INSTRUCTIONS TO FOLLOW: Could you give back the records exactly, taking out the pictures?

INPUT DATA:
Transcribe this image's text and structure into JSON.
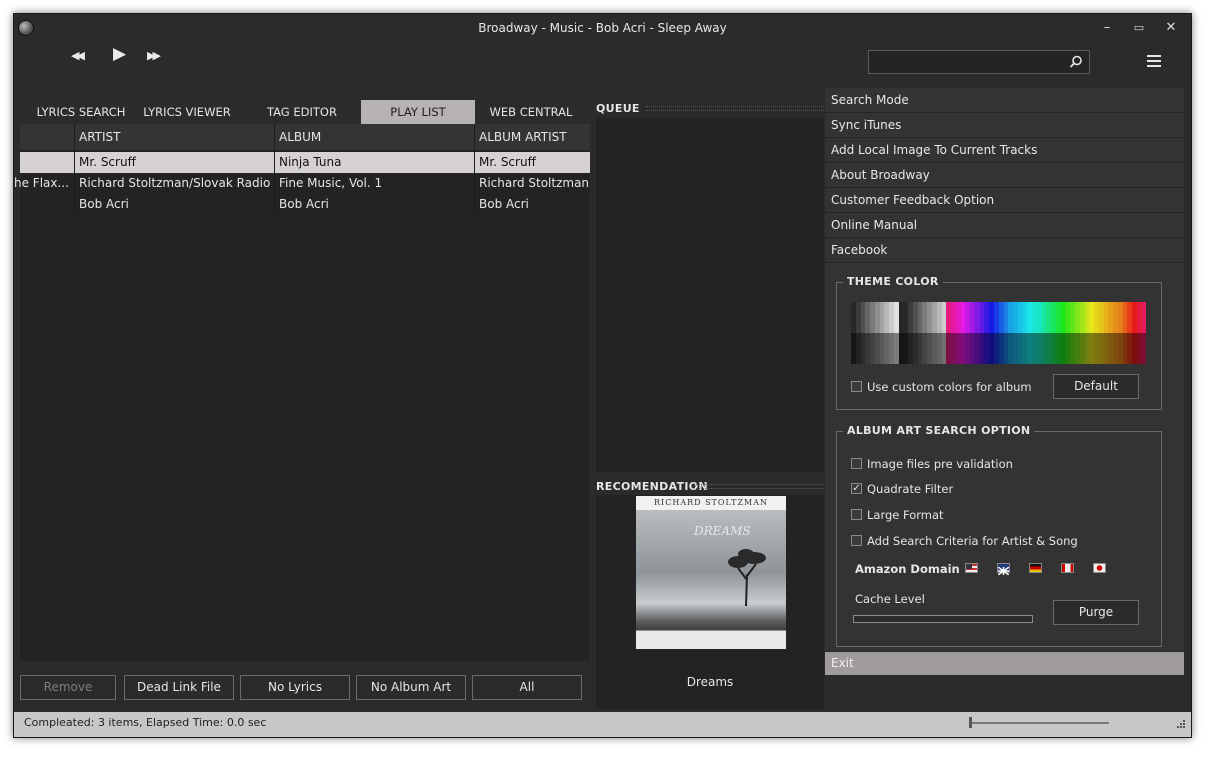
{
  "window": {
    "title": "Broadway - Music - Bob Acri - Sleep Away",
    "minimize": "–",
    "maximize": "▭",
    "close": "✕"
  },
  "transport": {
    "rewind": "◀◀",
    "play": "▶",
    "forward": "▶▶"
  },
  "search": {
    "placeholder": "",
    "value": ""
  },
  "tabs": [
    {
      "label": "LYRICS SEARCH"
    },
    {
      "label": "LYRICS VIEWER"
    },
    {
      "label": "TAG EDITOR"
    },
    {
      "label": "PLAY LIST",
      "active": true
    },
    {
      "label": "WEB CENTRAL"
    }
  ],
  "playlist": {
    "columns": [
      "ARTIST",
      "ALBUM",
      "ALBUM ARTIST"
    ],
    "rows": [
      {
        "title": "",
        "artist": "Mr. Scruff",
        "album": "Ninja Tuna",
        "album_artist": "Mr. Scruff"
      },
      {
        "title": "he Flax...",
        "artist": "Richard Stoltzman/Slovak Radio S...",
        "album": "Fine Music, Vol. 1",
        "album_artist": "Richard Stoltzman"
      },
      {
        "title": "",
        "artist": "Bob Acri",
        "album": "Bob Acri",
        "album_artist": "Bob Acri"
      }
    ]
  },
  "bottom_buttons": {
    "remove": "Remove",
    "dead_link": "Dead Link File",
    "no_lyrics": "No Lyrics",
    "no_album_art": "No Album Art",
    "all": "All"
  },
  "queue": {
    "label": "QUEUE"
  },
  "recommendation": {
    "label": "RECOMENDATION",
    "album_band": "RICHARD STOLTZMAN",
    "album_title_art": "DREAMS",
    "caption": "Dreams"
  },
  "menu": {
    "items": [
      "Search Mode",
      "Sync iTunes",
      "Add Local Image To Current Tracks",
      "About Broadway",
      "Customer Feedback Option",
      "Online Manual",
      "Facebook"
    ],
    "exit": "Exit"
  },
  "theme_color": {
    "title": "THEME COLOR",
    "custom_colors_label": "Use custom colors for album",
    "custom_colors_checked": false,
    "default_button": "Default"
  },
  "album_art_search": {
    "title": "ALBUM ART SEARCH OPTION",
    "options": [
      {
        "label": "Image files pre validation",
        "checked": false
      },
      {
        "label": "Quadrate Filter",
        "checked": true
      },
      {
        "label": "Large Format",
        "checked": false
      },
      {
        "label": "Add Search Criteria for Artist & Song",
        "checked": false
      }
    ],
    "amazon_domain_label": "Amazon Domain",
    "cache_level_label": "Cache Level",
    "purge_button": "Purge"
  },
  "status": {
    "text": "Compleated: 3 items,  Elapsed Time: 0.0 sec"
  },
  "colors": {
    "background": "#2b2b2b",
    "panel": "#333333",
    "active_tab": "#b7b3b4",
    "status_bar": "#c9c6c7"
  }
}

SOLUTION TO THIS TASK:
Transcribe this image's text and structure into JSON.
{
  "window": {
    "title": "Broadway - Music - Bob Acri - Sleep Away",
    "minimize": "–",
    "maximize": "▭",
    "close": "✕"
  },
  "transport": {
    "rewind": "◀◀",
    "play": "▶",
    "forward": "▶▶"
  },
  "search": {
    "placeholder": "",
    "value": ""
  },
  "tabs": [
    {
      "label": "LYRICS SEARCH"
    },
    {
      "label": "LYRICS VIEWER"
    },
    {
      "label": "TAG EDITOR"
    },
    {
      "label": "PLAY LIST",
      "active": true
    },
    {
      "label": "WEB CENTRAL"
    }
  ],
  "playlist": {
    "columns": [
      "ARTIST",
      "ALBUM",
      "ALBUM ARTIST"
    ],
    "rows": [
      {
        "title": "",
        "artist": "Mr. Scruff",
        "album": "Ninja Tuna",
        "album_artist": "Mr. Scruff"
      },
      {
        "title": "he Flax...",
        "artist": "Richard Stoltzman/Slovak Radio S...",
        "album": "Fine Music, Vol. 1",
        "album_artist": "Richard Stoltzman"
      },
      {
        "title": "",
        "artist": "Bob Acri",
        "album": "Bob Acri",
        "album_artist": "Bob Acri"
      }
    ]
  },
  "bottom_buttons": {
    "remove": "Remove",
    "dead_link": "Dead Link File",
    "no_lyrics": "No Lyrics",
    "no_album_art": "No Album Art",
    "all": "All"
  },
  "queue": {
    "label": "QUEUE"
  },
  "recommendation": {
    "label": "RECOMENDATION",
    "album_band": "RICHARD STOLTZMAN",
    "album_title_art": "DREAMS",
    "caption": "Dreams"
  },
  "menu": {
    "items": [
      "Search Mode",
      "Sync iTunes",
      "Add Local Image To Current Tracks",
      "About Broadway",
      "Customer Feedback Option",
      "Online Manual",
      "Facebook"
    ],
    "exit": "Exit"
  },
  "theme_color": {
    "title": "THEME COLOR",
    "custom_colors_label": "Use custom colors for album",
    "custom_colors_checked": false,
    "default_button": "Default"
  },
  "album_art_search": {
    "title": "ALBUM ART SEARCH OPTION",
    "options": [
      {
        "label": "Image files pre validation",
        "checked": false
      },
      {
        "label": "Quadrate Filter",
        "checked": true
      },
      {
        "label": "Large Format",
        "checked": false
      },
      {
        "label": "Add Search Criteria for Artist & Song",
        "checked": false
      }
    ],
    "amazon_domain_label": "Amazon Domain",
    "cache_level_label": "Cache Level",
    "purge_button": "Purge"
  },
  "status": {
    "text": "Compleated: 3 items,  Elapsed Time: 0.0 sec"
  },
  "colors": {
    "background": "#2b2b2b",
    "panel": "#333333",
    "active_tab": "#b7b3b4",
    "status_bar": "#c9c6c7"
  }
}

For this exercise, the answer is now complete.